Major challenges facing the Act

  • Omission of offences under the Indian Post Office Act, 1898: The Act removes all offences and penalties under the Indian Post Office Act, 1898.
    • This raises two issues.
      • Omission of offences under the Act may not be relevant to legislative intent
      • Omission of offences under the Act may lead to privacy issues
  • Competence of Adjudicating Officers added under environmental laws
    • The Bill amends the adjudication process under the Air (Prevention and Control of Pollution) Act, 1981 (Air Act) and the Environment (Protection) Act, 1986 (EP Act).  Currently, contraventions of both laws are prosecuted in court only upon a complaint by specified authorities, or by any person who has given these authorities. 
    • This new process of adjudication raises a few issues.
      • Independence of Adjudicating Officers
      • Judicial and technical competence of Adjudicating Officers
      • Further, there is significant technical input involved in legal proceedings for offences under the Air Act.  
  • Relationship between Adjudicating Officers and the judiciary
    • Under the Bill, the Adjudicating Officer will be responsible for receiving and hearing complaints against contraventions under the EP Act.  Their decisions can be appealed to the National Green Tribunal, whose decisions are appealed to the Supreme Court.  The Bill also empowers the Adjudicating Officer to file complaints in court for offences under the EP Act.  The question is whether there is a need for a parallel process in which the Adjudicating Officer can also file a complaint in court.  This may be conflating the role of an adjudicatory body with that of the prosecution.
  • Functional overlap between proposed and existing Funds
    • The Bill adds an Environmental Protection Fund under the EP Act.  The Fund will be used for education, awareness, and research for environmental protection, as well as the expenses of implementing these Acts.  Other funds exist which fulfil a similar purpose, hence the question is whether this new Fund is necessary.

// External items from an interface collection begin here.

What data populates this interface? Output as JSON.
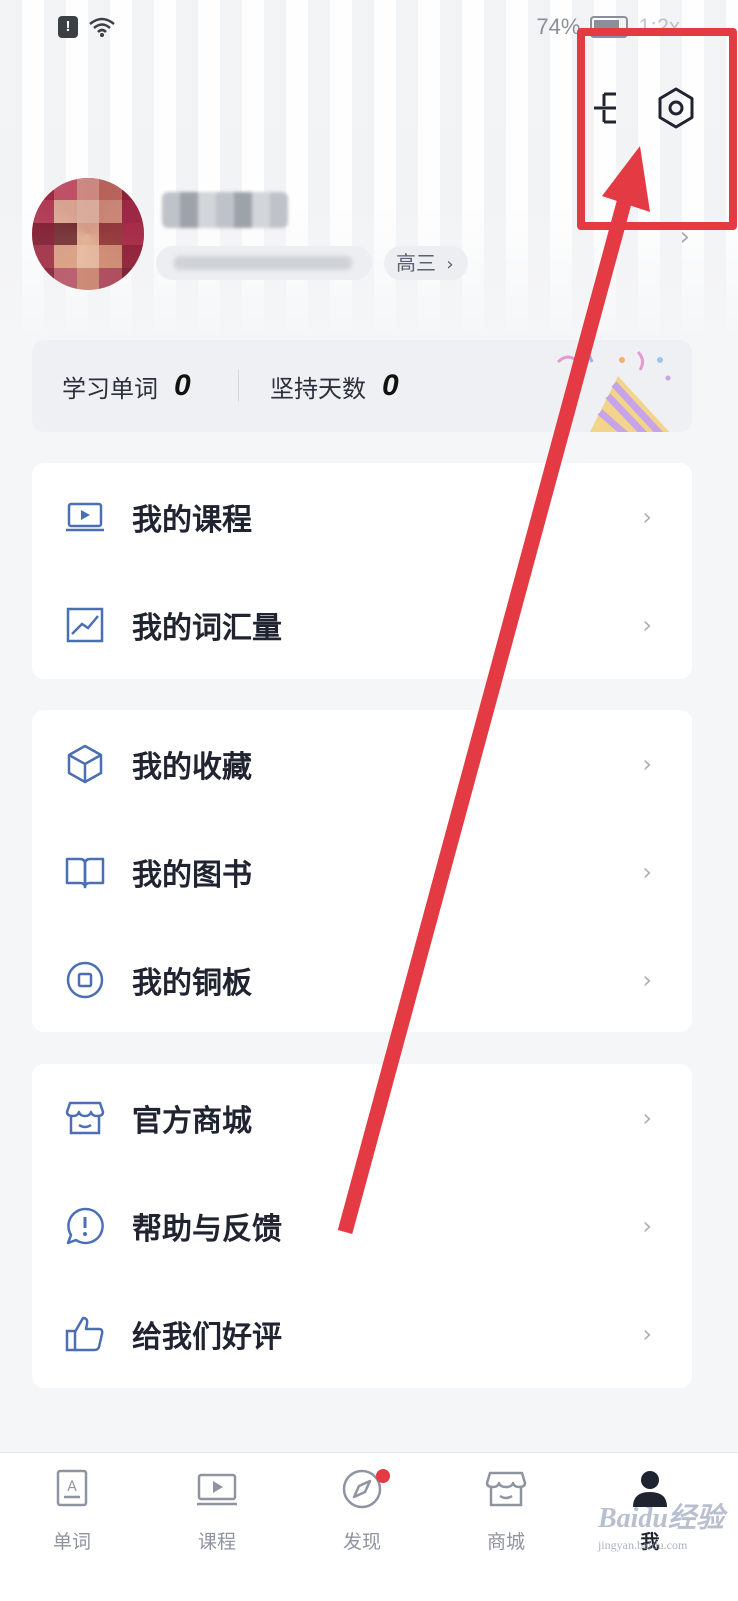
{
  "status_bar": {
    "battery": "74%",
    "time": "1:2x"
  },
  "profile": {
    "grade": "高三"
  },
  "stats": [
    {
      "label": "学习单词",
      "value": "0"
    },
    {
      "label": "坚持天数",
      "value": "0"
    }
  ],
  "menu_groups": [
    [
      {
        "label": "我的课程",
        "icon": "laptop-play-icon"
      },
      {
        "label": "我的词汇量",
        "icon": "chart-line-icon"
      }
    ],
    [
      {
        "label": "我的收藏",
        "icon": "cube-icon"
      },
      {
        "label": "我的图书",
        "icon": "book-icon"
      },
      {
        "label": "我的铜板",
        "icon": "coin-icon"
      }
    ],
    [
      {
        "label": "官方商城",
        "icon": "store-icon"
      },
      {
        "label": "帮助与反馈",
        "icon": "feedback-icon"
      },
      {
        "label": "给我们好评",
        "icon": "thumbs-up-icon"
      }
    ]
  ],
  "tabs": [
    {
      "label": "单词",
      "icon": "word-card-icon"
    },
    {
      "label": "课程",
      "icon": "course-icon"
    },
    {
      "label": "发现",
      "icon": "compass-icon"
    },
    {
      "label": "商城",
      "icon": "store-icon"
    },
    {
      "label": "我",
      "icon": "person-icon",
      "active": true
    }
  ],
  "watermark": {
    "brand": "Baidu经验",
    "url": "jingyan.baidu.com"
  },
  "colors": {
    "accent": "#4a6fb5",
    "annotation": "#e33a44",
    "badge": "#e33a44"
  }
}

The way forward involves a comprehensive approach to ensure that the Jan Vishwas Act, 2022, effectively achieves its intended goals of promoting ease of doing business while addressing the challenges and concerns that have emerged. Here are some potential strategies:

  • Engage with businesses, legal experts, environmentalists, and other relevant stakeholders to gather diverse perspectives on the implementation of the Act. This could help identify potential gaps, refine provisions, and ensure that the legislation strikes a balance between business facilitation and environmental protection.
  • Review the omitted offences under the Indian Post Office Act, 1898, and other Acts to ensure that the removal aligns with the legislative intent of promoting ease of doing business. Address concerns regarding the relevance of such omissions and potential privacy implications.
  • Develop training programs for Adjudicating Officers to equip them with the necessary judicial, technical, and environmental expertise. This would ensure fair and informed decisions, particularly in complex cases related to environmental violations.
  • Establish an independent oversight mechanism to monitor the actions of Adjudicating Officers, ensuring their impartiality and adherence to due process. This can help mitigate concerns about potential conflicts of interest or biased decision-making.

By adopting a holistic and collaborative approach, India can navigate the challenges posed by the Jan Vishwas Act while realizing its potential to foster a conducive business environment and sustainable development.

Leave a Reply

Your email address will not be published. Required fields are marked *

The maximum upload file size: 20 MB. You can upload: image, document, archive, other. Drop files here

Online Counselling
Table of Contents